The second-century CE statue of a woman (1973.11), like the Antonine head of a youth, represents some of the main values of Roman society. That statue is a monument to a well-to-do mater familias, an honored wife and mother. As in the Prima Porta Augustus, the woman's symbolic role is emphasized by the use of a much earlier Greek sculptural type. The woman's body type probably goes back to Greek sculpture of the fourth century BCE. This Small Herculaneum figure type, named after a statue found at Herculaneum, appears frequently in Roman sculpture. The heavy drapery and concealing mantle indicated, for a Roman audience, purity, modesty, and virtue.
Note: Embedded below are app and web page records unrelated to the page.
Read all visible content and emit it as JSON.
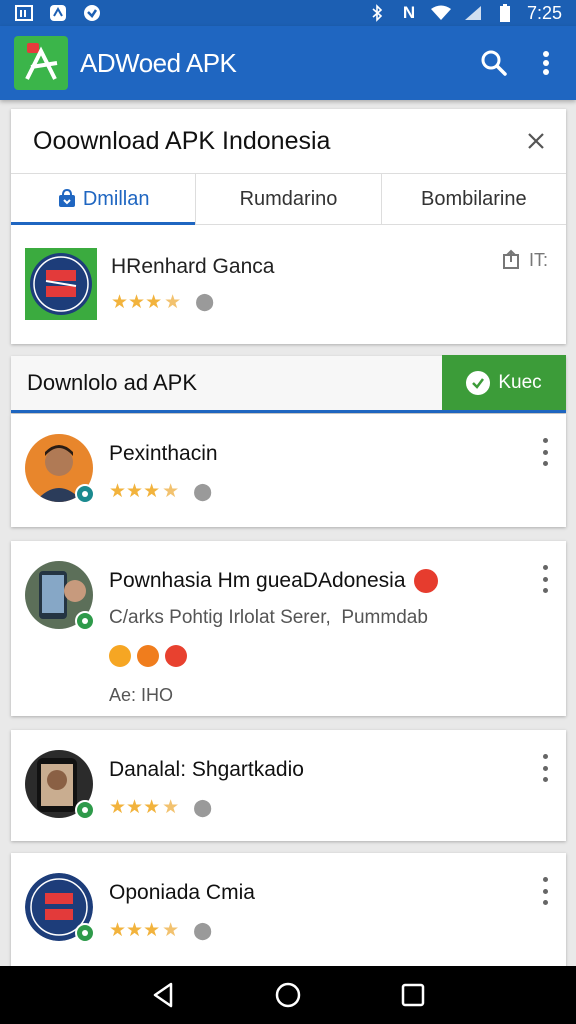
{
  "status_bar": {
    "time": "7:25"
  },
  "app_bar": {
    "title": "ADWoed APK",
    "icons": [
      "search-icon",
      "more-vert-icon"
    ]
  },
  "card": {
    "title": "Ooownload APK Indonesia",
    "tabs": [
      {
        "label": "Dmillan",
        "active": true
      },
      {
        "label": "Rumdarino",
        "active": false
      },
      {
        "label": "Bombilarine",
        "active": false
      }
    ],
    "featured_app": {
      "name": "HRenhard Ganca",
      "rating_stars": 3.5,
      "action_text": "IT:"
    }
  },
  "section": {
    "title": "Downlolo ad APK",
    "button_label": "Kuec"
  },
  "list": [
    {
      "title": "Pexinthacin",
      "rating_stars": 3.5
    },
    {
      "title": "Pownhasia Hm gueaDAdonesia",
      "subtitle": "C/arks Pohtig Irlolat Serer,  Pummdab",
      "meta": "Ae: IHO"
    },
    {
      "title": "Danalal: Shgartkadio",
      "rating_stars": 3.5
    },
    {
      "title": "Oponiada Cmia",
      "rating_stars": 3.5
    }
  ],
  "colors": {
    "primary": "#1f66c1",
    "accent_green": "#3c9c39",
    "star": "#f2b33d"
  }
}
Although these may be thought to have become archaic values by the second century CE, the original Roman idea of marriage based on chastity and loyalty retained its religious sanctity throughout Roman history. In Roman eyes, the virtue of marriage paralleled the virtue of the Roman state and was one of its supports. Consequently, distinguished Roman men and women were often shown clasping one another's hands, in the formal bond of marriage, on their sarcophagi.
The head of the statue would have been a contemporary addition to the stock body type. Gentle distinguished, and sad, the sculpture speaks of the best traditions of Roman society. It is quite unlike some of the harder and more theatrical personifications of Roman imperial women. The lady does, however, embody the fundamental Roman belief in family, marriage, and ancestral traditions, which, like Roman law, were to become an integral part of Roman Christianity.
The funerary significance of a traditional Roman marriage is described in the Augustan poet Propertius's elegy to a great lady related to the emperor's family:
_When the maid's robe of purple was laid aside before the torch of marriage, and a new wreath caught up and bound my hair, I was wedding to your couch, my Paullus, doomed, alas! to leave it thus. Behold the legend on this stone: To one and and one alone was she espoused. _
My life was changeless; through all its days it knew no slander: between the torch of marriage and the torch of death ours was a life of high renown. (Propertius, The Elegies 4.33-36, 45-46)
Anne R. Bromberg and Karl Kilinski II, Gods, Men, and Heroes: Ancient Art at the Dallas Museum of Art. (Seattle: University of Washington Press, 1996), 93-95.